(Element data from apps and pages)
BEGIN

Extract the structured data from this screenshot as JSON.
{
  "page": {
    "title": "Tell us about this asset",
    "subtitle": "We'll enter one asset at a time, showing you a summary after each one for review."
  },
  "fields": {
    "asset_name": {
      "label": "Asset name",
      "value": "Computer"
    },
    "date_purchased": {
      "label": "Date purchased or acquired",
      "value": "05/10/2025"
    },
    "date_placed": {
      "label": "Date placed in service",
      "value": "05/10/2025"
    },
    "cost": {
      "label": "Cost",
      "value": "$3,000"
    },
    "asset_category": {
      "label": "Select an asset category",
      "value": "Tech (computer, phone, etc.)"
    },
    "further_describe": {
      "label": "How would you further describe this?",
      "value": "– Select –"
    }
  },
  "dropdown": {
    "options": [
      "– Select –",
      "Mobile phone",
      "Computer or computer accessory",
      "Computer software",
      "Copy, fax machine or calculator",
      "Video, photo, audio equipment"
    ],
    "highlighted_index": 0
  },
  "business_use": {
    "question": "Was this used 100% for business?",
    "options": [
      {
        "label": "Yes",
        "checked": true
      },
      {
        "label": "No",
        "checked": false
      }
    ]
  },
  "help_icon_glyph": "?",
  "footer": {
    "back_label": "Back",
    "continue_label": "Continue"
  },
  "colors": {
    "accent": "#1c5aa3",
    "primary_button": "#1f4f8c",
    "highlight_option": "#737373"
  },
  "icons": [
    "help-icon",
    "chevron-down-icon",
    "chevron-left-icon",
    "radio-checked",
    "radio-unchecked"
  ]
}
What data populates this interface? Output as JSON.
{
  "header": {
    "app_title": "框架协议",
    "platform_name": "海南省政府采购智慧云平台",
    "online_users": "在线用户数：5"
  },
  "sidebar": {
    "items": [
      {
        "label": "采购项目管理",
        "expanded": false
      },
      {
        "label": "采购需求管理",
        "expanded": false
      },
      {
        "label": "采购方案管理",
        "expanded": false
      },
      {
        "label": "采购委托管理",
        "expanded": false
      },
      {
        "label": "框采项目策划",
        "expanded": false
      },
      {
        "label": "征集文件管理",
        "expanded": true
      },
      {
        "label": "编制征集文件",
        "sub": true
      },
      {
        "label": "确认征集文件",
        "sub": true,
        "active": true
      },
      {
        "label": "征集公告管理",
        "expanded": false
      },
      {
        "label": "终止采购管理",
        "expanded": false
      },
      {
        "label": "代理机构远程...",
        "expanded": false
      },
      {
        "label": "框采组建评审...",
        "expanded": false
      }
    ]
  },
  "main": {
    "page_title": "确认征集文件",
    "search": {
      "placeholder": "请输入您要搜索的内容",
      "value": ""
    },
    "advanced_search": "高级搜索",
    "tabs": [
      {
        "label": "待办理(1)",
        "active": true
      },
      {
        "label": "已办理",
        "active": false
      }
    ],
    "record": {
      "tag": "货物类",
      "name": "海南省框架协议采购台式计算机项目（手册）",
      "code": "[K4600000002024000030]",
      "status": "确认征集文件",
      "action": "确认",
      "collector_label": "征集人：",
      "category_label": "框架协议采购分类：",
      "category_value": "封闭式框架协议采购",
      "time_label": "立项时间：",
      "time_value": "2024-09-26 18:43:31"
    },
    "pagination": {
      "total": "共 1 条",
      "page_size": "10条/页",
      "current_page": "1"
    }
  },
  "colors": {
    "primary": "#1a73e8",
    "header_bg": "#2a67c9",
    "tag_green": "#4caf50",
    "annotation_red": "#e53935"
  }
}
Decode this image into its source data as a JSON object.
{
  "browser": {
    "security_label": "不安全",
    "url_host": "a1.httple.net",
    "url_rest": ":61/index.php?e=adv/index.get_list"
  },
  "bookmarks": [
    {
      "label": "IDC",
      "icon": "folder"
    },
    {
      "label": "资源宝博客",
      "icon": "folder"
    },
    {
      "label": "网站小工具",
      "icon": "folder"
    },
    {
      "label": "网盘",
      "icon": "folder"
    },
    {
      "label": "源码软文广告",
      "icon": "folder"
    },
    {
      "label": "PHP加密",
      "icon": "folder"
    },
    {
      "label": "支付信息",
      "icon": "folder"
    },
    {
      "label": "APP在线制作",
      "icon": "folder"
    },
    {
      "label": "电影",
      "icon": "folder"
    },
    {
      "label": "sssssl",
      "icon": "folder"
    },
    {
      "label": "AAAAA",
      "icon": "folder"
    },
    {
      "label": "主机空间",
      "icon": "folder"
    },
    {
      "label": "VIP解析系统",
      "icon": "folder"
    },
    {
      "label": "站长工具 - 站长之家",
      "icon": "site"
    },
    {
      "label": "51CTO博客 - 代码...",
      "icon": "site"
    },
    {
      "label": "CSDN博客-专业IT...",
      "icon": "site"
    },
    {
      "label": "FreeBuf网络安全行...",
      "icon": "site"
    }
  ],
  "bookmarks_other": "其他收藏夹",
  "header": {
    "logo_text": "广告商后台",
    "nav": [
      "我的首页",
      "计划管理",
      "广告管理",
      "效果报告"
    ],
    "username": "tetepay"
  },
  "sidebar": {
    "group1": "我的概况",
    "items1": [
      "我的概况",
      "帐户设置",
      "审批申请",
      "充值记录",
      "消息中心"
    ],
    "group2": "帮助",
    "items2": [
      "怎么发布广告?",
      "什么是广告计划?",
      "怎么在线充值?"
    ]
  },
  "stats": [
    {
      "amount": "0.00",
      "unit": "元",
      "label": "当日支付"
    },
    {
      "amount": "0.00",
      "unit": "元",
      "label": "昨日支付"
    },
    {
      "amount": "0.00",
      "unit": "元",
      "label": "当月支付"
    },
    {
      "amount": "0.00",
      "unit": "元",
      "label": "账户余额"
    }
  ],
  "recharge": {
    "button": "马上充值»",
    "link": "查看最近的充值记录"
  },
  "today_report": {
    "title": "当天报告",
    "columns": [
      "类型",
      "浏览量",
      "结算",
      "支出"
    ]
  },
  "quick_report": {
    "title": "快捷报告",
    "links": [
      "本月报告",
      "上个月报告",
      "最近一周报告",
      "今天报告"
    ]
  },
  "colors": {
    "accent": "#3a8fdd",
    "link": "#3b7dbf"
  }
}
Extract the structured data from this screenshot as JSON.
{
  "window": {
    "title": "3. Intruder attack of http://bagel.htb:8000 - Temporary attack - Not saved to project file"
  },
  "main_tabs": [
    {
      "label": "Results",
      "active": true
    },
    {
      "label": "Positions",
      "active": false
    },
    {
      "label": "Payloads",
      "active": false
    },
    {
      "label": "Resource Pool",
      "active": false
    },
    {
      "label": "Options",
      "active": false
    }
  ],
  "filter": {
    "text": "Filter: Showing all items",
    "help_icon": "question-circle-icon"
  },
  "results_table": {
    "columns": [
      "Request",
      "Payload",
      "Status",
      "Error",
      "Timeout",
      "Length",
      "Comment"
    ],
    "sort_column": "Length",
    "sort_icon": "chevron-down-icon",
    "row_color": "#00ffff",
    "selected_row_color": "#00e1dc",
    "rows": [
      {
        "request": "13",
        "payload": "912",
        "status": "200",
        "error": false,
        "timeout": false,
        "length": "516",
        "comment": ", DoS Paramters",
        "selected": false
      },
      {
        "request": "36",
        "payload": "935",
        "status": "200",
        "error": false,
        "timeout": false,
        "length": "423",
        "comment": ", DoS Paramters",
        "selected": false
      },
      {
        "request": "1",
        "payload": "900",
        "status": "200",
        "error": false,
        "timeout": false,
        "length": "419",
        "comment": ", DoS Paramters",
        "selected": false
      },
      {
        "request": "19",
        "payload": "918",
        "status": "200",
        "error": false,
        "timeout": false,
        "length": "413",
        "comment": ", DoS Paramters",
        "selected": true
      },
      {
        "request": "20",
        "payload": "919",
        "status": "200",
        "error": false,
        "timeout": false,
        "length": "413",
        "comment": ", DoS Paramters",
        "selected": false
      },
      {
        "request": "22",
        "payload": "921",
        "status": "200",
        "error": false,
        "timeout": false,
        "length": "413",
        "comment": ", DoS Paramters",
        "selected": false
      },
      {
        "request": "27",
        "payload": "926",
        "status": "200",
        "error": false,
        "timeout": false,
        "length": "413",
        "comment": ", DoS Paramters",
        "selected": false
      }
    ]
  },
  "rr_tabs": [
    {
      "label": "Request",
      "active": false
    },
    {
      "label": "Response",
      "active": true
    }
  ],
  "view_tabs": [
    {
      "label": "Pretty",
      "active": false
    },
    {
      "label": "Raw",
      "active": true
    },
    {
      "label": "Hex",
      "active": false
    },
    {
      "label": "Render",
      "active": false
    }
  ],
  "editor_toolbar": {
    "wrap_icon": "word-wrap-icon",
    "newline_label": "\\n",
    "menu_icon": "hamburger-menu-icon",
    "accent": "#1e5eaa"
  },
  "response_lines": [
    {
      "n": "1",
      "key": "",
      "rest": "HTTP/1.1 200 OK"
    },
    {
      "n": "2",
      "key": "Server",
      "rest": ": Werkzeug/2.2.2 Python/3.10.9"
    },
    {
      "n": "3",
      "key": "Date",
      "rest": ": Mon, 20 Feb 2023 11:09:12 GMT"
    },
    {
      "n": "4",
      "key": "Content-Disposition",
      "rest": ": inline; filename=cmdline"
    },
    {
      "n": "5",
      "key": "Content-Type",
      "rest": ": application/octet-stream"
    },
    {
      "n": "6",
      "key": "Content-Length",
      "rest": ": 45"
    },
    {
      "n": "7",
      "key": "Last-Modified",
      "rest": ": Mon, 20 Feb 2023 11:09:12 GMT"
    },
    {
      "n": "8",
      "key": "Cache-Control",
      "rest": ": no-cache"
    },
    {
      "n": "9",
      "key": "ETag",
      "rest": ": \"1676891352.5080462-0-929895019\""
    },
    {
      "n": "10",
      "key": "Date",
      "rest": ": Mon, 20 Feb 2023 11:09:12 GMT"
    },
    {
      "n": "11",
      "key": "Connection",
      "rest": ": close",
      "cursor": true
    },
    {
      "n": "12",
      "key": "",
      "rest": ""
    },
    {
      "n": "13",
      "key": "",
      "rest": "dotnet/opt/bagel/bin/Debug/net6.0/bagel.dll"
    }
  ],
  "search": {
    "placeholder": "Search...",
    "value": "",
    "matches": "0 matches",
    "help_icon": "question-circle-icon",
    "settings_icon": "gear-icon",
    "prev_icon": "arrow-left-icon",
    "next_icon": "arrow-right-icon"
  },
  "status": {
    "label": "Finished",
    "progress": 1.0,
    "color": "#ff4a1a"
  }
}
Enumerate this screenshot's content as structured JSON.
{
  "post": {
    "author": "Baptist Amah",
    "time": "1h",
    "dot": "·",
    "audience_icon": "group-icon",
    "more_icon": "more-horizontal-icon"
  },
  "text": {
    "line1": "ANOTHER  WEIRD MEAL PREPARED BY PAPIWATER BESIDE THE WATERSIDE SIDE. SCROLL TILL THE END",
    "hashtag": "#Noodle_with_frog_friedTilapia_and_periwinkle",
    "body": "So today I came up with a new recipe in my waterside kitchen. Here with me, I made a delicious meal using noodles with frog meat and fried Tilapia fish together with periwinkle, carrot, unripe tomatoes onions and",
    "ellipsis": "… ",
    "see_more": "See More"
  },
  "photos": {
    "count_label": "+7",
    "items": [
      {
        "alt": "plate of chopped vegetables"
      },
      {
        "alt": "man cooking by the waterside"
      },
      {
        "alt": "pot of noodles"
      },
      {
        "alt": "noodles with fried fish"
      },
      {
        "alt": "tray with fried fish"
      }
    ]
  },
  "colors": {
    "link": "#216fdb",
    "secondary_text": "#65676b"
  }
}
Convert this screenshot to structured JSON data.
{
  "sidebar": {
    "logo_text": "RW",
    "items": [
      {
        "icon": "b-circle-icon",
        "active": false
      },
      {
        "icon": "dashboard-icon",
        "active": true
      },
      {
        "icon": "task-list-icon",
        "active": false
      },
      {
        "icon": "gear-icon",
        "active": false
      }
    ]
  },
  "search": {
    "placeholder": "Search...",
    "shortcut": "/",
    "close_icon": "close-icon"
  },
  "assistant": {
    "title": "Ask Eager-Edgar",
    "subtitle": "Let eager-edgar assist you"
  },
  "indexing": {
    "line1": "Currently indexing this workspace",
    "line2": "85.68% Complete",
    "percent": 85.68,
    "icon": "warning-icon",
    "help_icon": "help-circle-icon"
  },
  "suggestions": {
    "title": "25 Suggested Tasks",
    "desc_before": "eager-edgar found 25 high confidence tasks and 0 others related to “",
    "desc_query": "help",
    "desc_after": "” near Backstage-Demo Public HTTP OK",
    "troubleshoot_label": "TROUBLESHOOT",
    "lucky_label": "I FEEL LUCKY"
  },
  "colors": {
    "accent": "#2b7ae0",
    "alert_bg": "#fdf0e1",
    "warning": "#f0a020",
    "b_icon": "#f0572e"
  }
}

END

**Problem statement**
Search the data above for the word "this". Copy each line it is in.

**Reply**
Extract the structured data from this screenshot as JSON.
    "title": "Tell us about this asset",
      "label": "How would you further describe this?",
    "question": "Was this used 100% for business?",
What data populates this interface? Output as JSON.
Decode this image into its source data as a JSON object.
Extract the structured data from this screenshot as JSON.
Enumerate this screenshot's content as structured JSON.
Convert this screenshot to structured JSON data.
    "line1": "Currently indexing this workspace",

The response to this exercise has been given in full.